• WORK TASK: Word for word, reproduce all entries below, leaving every picture out.

• DATA FOR REVIEW:

⟨

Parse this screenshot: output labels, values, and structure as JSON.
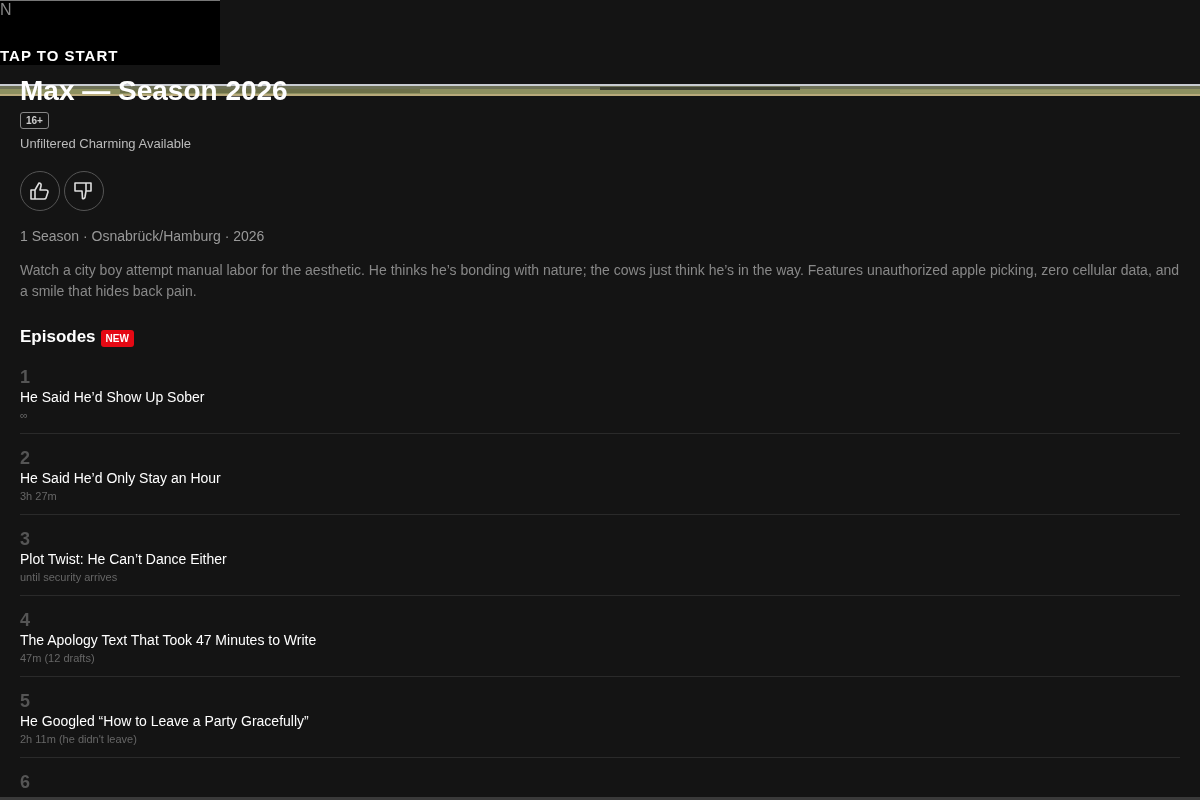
{
  "intro_overlay": {
    "logo": "N",
    "button": "TAP TO START"
  },
  "show": {
    "title": "Max — Season 2026",
    "rating": "16+",
    "tagline": "Unfiltered Charming Available",
    "meta": "1 Season · Osnabrück/Hamburg · 2026",
    "description": "Watch a city boy attempt manual labor for the aesthetic. He thinks he’s bonding with nature; the cows just think he’s in the way. Features unauthorized apple picking, zero cellular data, and a smile that hides back pain."
  },
  "episodes_heading": {
    "label": "Episodes",
    "badge": "NEW"
  },
  "episodes": [
    {
      "number": "1",
      "title": "He Said He’d Show Up Sober",
      "duration": "∞"
    },
    {
      "number": "2",
      "title": "He Said He’d Only Stay an Hour",
      "duration": "3h 27m"
    },
    {
      "number": "3",
      "title": "Plot Twist: He Can’t Dance Either",
      "duration": "until security arrives"
    },
    {
      "number": "4",
      "title": "The Apology Text That Took 47 Minutes to Write",
      "duration": "47m (12 drafts)"
    },
    {
      "number": "5",
      "title": "He Googled “How to Leave a Party Gracefully”",
      "duration": "2h 11m (he didn't leave)"
    },
    {
      "number": "6"
    }
  ]
}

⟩

• ANSWER BOX:
Parse this screenshot: output labels, values, and structure as JSON.
{
  "intro_overlay": {
    "logo": "N",
    "button": "TAP TO START"
  },
  "show": {
    "title": "Max — Season 2026",
    "rating": "16+",
    "tagline": "Unfiltered Charming Available",
    "meta": "1 Season · Osnabrück/Hamburg · 2026",
    "description": "Watch a city boy attempt manual labor for the aesthetic. He thinks he’s bonding with nature; the cows just think he’s in the way. Features unauthorized apple picking, zero cellular data, and a smile that hides back pain."
  },
  "episodes_heading": {
    "label": "Episodes",
    "badge": "NEW"
  },
  "episodes": [
    {
      "number": "1",
      "title": "He Said He’d Show Up Sober",
      "duration": "∞"
    },
    {
      "number": "2",
      "title": "He Said He’d Only Stay an Hour",
      "duration": "3h 27m"
    },
    {
      "number": "3",
      "title": "Plot Twist: He Can’t Dance Either",
      "duration": "until security arrives"
    },
    {
      "number": "4",
      "title": "The Apology Text That Took 47 Minutes to Write",
      "duration": "47m (12 drafts)"
    },
    {
      "number": "5",
      "title": "He Googled “How to Leave a Party Gracefully”",
      "duration": "2h 11m (he didn't leave)"
    },
    {
      "number": "6"
    }
  ]
}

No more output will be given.